With the proceeds, the 65-year-old farmer purchased 23 acres of land in Laikipia and relocated his business where he is now able to do it on a large scale as well as run a nursery for various varieties of fruits.

36 years down the line, the farmer has roped in his entire family into fruit farming, growing the popular ‘Wambugu Apple’ alongside the other varieties he has been steadily introducing. He says that despite it being a labor-intensive venture, the returns are good even as he shies away from the discussion of how much he makes from the proceeds.

“It is a profitable business because we no longer walk on foot, all my four children are driving and living comfortably,” says Wambugu.

Peter Wambugu in his apple farm at Ngobit village, South Imenti location in Laikipia County

He goes on to say that a piece of apple goes for Sh.100 and the seedling at Sh. 1, 000, dragon fruit at Sh. 1, 000 apiece and the seedling at Sh. 2, 000, pomegranates and peach for Sh. 500 with peach seedling going for Sh. 10, 000 while pepino melon sells at Sh. 200.

“A 90 kilo bag of peaches sells at Sh. 180, 000 while a full grown apple tree can produce 4, 000 fruits in one season and mathematically speaking, this should tell you that there is value in this business,” says the farmer.

He says there is a huge local and international market for fruits that has been growing steadily over the years and challenged the large chunk of the unemployed youths to consider venturing in the trade.

The farmer says the interest for his produce of fruits and seedlings has been growing and he is receiving orders from various parts of the globe including America, Europe as well as in some countries in Africa.

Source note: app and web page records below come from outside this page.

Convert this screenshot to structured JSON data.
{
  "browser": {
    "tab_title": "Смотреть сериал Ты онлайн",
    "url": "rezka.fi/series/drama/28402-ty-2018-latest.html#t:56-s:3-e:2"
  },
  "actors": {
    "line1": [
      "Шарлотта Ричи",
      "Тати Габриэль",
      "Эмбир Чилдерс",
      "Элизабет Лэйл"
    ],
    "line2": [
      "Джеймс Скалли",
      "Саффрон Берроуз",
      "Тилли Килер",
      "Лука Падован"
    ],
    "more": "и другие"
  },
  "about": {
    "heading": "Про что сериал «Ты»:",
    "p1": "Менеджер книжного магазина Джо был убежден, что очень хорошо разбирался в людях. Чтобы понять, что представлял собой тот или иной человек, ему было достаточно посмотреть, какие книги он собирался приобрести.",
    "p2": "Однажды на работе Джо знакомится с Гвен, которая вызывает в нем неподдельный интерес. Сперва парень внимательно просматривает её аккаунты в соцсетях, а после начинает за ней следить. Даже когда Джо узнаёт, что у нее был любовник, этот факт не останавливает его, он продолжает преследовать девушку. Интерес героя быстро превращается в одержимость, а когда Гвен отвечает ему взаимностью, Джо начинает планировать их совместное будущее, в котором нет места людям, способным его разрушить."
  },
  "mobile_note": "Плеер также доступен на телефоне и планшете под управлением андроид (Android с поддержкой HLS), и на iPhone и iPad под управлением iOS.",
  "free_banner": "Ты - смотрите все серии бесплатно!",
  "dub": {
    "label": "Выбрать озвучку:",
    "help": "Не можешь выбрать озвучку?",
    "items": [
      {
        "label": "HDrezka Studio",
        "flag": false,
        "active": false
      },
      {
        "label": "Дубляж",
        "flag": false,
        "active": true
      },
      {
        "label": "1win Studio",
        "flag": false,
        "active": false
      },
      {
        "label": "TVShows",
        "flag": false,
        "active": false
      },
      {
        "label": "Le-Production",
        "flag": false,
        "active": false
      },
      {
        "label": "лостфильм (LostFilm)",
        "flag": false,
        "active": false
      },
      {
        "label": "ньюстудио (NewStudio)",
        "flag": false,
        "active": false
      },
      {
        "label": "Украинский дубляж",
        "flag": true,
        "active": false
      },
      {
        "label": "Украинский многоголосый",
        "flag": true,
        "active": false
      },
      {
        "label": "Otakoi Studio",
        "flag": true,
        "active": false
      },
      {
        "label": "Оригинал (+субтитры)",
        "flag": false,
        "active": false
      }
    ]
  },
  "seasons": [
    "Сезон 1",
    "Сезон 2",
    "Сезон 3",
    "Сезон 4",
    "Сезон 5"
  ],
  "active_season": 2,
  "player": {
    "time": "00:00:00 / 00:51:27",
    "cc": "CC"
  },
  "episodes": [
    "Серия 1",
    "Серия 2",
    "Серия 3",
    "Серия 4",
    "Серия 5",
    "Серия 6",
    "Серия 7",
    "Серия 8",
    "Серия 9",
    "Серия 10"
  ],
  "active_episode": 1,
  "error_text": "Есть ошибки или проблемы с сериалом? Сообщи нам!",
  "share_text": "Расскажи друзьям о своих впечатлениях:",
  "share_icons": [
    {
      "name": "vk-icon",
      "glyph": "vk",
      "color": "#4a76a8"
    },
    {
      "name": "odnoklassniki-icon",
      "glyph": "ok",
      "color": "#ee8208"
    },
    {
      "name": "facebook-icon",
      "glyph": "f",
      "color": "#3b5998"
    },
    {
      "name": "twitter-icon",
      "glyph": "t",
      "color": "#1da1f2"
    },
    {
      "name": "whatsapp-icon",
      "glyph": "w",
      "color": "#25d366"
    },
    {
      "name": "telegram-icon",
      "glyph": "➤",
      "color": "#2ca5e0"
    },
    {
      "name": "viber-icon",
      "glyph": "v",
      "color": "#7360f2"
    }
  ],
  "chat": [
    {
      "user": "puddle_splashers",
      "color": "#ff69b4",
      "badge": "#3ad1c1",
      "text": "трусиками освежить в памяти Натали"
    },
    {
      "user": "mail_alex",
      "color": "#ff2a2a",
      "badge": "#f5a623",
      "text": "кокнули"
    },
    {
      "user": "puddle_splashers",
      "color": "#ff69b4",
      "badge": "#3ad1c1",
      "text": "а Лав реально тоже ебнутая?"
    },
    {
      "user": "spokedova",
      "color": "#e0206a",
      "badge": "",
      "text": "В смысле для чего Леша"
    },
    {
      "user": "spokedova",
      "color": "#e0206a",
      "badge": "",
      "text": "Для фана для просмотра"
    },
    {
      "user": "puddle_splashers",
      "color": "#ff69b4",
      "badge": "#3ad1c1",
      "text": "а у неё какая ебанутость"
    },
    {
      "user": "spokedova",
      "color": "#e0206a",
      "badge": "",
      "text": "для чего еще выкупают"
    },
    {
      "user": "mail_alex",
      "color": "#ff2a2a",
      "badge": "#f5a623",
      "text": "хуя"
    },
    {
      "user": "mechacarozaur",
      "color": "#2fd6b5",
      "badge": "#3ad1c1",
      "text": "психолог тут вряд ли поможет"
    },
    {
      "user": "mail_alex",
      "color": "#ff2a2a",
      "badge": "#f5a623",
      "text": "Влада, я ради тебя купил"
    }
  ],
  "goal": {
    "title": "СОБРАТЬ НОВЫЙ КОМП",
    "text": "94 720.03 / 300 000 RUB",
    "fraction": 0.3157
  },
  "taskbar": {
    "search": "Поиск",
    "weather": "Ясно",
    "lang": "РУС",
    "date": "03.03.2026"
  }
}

“I have raised and educated my children with some to the degree level from this venture and upon completion of their education, all of them decided to join me,” Wambugu said.

He continues that some of his children have also been going to various countries in the continent such as Nigeria, Malawi, Botswana and Malaysia to sell the seedlings and offer extension services as demand keeps growing for his products.

He says the secret behind the growing demand for his fruits is because they are naturally grown with no chemicals added on them as the demand for organic foods keeps on rising globally.

Wambugu says he usually concocts his own chemical from a mixture of Aloe Vera, Mexican Marigold and pepper to repel pests.

To ensure constant supply of water in his farm, Wambugu has sunk a borehole and dug water pans from where he is able to pump water to his plants using drip irrigation. At the base of every plant, he has also planted legumes such as beans to provide the much-needed nitrogen.

He urges the government to collaborate with him to sell the idea and his art to Kenyans especially the unemployed, as he believes that there is a huge opportunity in fruit farming enough to transform the fortunes of many people and the country at large.

“The government can as well buy each young person 10 seedlings of these exotic fruits for a start and by so doing we will to some extent, be able to alleviate the perennial problem of joblessness in the country,” says the farmer.

In future, the farmer hopes to expand the business and start doing value addition to some of the products such as apples to produce juice and wine.

By Samuel Waititu/Evans Ngatia

Leave a Reply